[Recorded data]
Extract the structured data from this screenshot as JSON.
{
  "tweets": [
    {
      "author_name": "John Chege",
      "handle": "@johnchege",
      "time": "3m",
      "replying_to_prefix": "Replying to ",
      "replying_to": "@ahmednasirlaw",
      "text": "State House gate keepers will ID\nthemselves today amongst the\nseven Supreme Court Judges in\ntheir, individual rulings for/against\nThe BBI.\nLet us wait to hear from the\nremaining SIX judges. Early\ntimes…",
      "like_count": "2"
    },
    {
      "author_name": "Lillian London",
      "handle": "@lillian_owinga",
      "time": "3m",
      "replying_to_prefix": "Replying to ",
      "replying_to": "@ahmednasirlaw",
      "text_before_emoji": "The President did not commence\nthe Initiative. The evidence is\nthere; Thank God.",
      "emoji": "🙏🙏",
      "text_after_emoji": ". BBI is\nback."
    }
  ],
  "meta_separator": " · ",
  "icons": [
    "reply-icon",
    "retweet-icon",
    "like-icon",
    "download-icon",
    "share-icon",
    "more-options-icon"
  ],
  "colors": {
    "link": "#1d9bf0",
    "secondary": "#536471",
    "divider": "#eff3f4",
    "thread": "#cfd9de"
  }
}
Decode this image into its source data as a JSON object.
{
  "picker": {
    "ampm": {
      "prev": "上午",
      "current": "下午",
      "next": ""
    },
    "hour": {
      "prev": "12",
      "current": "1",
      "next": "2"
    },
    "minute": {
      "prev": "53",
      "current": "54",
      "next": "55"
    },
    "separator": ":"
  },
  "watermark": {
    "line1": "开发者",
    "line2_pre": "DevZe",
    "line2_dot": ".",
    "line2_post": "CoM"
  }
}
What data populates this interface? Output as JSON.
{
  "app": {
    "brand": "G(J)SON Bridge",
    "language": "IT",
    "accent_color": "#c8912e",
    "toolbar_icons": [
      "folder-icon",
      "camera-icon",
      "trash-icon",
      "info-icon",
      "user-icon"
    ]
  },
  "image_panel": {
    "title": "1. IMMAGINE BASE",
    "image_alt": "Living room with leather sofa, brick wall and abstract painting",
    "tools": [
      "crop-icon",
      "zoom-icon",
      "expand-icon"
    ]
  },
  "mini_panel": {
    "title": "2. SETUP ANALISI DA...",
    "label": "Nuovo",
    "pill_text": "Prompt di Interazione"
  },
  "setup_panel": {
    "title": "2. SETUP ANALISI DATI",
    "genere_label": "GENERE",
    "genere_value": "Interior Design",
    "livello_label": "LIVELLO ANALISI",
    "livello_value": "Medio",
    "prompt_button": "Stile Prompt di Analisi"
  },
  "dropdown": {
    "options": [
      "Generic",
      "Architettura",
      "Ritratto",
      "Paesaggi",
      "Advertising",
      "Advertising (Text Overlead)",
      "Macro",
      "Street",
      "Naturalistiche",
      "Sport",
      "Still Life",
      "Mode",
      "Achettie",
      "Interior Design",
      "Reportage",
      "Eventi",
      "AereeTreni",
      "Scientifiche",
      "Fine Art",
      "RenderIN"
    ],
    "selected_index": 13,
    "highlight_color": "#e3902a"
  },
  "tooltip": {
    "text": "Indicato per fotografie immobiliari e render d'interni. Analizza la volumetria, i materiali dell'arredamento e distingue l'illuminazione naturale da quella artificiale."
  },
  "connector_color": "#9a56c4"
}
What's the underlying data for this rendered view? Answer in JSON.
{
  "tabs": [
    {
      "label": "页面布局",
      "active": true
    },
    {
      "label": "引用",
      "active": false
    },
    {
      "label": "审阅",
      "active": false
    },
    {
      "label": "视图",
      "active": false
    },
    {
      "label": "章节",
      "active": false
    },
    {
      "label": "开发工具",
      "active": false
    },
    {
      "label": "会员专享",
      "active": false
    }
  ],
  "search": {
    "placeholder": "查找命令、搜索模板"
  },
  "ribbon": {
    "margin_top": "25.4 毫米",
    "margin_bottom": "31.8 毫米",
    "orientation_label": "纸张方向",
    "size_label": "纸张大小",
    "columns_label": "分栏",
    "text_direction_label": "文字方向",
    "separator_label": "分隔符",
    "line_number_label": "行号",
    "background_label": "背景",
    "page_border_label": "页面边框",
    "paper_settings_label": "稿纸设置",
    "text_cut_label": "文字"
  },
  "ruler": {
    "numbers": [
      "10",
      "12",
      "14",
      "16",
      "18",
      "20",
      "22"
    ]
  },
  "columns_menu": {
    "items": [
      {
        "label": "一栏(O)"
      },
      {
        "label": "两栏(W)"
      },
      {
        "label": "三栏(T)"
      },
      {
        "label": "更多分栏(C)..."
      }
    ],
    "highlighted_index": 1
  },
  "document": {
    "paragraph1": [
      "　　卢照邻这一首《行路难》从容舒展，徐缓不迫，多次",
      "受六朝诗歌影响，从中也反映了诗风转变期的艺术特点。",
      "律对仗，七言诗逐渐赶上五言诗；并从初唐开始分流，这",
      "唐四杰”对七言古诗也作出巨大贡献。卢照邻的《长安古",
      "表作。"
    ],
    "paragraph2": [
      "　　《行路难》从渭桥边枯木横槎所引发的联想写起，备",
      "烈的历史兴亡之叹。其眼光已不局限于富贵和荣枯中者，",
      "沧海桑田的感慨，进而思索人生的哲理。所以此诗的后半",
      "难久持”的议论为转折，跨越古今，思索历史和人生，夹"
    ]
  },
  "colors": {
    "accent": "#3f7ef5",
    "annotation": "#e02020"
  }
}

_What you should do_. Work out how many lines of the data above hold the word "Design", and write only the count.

_Your solution_. 2